Given information —
[Start of section]

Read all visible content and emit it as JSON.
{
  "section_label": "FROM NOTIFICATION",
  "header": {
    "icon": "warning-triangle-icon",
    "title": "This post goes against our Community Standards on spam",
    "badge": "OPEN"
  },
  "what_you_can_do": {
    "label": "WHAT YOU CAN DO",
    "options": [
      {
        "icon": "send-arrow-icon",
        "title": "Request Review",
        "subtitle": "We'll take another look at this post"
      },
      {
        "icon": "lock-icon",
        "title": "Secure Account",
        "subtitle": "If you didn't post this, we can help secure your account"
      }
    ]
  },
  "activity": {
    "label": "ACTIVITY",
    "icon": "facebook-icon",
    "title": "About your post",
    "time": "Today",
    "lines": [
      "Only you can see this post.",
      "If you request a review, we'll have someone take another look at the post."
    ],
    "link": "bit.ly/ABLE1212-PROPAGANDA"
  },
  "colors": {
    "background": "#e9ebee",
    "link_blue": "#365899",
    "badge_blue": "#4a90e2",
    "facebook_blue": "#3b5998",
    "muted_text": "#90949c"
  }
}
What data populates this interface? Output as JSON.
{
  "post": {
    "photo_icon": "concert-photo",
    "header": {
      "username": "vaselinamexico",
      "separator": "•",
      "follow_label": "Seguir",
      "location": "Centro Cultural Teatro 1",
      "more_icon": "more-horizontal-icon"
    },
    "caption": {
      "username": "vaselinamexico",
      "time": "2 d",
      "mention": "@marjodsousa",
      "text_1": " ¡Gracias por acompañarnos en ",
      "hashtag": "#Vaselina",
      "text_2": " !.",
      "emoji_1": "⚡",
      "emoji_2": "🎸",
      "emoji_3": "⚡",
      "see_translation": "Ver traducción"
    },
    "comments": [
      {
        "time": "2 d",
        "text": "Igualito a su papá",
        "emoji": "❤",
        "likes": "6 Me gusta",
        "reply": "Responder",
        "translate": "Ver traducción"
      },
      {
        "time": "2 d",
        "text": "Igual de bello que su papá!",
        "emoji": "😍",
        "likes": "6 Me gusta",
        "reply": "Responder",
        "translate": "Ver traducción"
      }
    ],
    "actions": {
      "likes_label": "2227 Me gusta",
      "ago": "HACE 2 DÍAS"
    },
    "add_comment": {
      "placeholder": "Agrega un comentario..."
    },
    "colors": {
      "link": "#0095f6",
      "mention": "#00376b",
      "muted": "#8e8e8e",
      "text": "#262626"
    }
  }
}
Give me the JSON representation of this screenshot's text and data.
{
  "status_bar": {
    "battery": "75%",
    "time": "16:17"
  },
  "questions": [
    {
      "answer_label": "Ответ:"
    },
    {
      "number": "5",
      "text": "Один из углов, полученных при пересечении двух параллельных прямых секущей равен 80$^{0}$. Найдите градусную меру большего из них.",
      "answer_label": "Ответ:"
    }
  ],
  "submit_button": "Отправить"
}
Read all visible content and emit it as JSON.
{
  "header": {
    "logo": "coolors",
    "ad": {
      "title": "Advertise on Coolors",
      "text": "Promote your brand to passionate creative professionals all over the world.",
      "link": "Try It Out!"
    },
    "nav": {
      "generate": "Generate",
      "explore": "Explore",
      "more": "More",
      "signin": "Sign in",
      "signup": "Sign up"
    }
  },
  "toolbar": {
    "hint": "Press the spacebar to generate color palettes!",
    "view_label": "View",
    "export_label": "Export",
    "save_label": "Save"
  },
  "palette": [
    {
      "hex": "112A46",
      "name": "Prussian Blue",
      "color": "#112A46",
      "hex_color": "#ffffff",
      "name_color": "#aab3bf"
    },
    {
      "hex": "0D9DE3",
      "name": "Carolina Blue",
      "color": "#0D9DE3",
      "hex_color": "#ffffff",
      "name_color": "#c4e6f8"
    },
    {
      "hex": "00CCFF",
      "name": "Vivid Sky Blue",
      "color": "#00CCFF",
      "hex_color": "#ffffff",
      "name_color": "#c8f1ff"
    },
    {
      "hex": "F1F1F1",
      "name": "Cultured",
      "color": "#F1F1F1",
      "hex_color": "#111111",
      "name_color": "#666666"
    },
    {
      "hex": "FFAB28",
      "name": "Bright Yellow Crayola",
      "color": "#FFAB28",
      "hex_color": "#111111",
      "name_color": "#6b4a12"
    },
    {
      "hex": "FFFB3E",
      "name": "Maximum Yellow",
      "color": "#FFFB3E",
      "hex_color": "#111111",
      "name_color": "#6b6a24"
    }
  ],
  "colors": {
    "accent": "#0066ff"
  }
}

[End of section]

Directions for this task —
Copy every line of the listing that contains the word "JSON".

Solution to the problem —
Read all visible content and emit it as JSON.
What data populates this interface? Output as JSON.
Give me the JSON representation of this screenshot's text and data.
Read all visible content and emit it as JSON.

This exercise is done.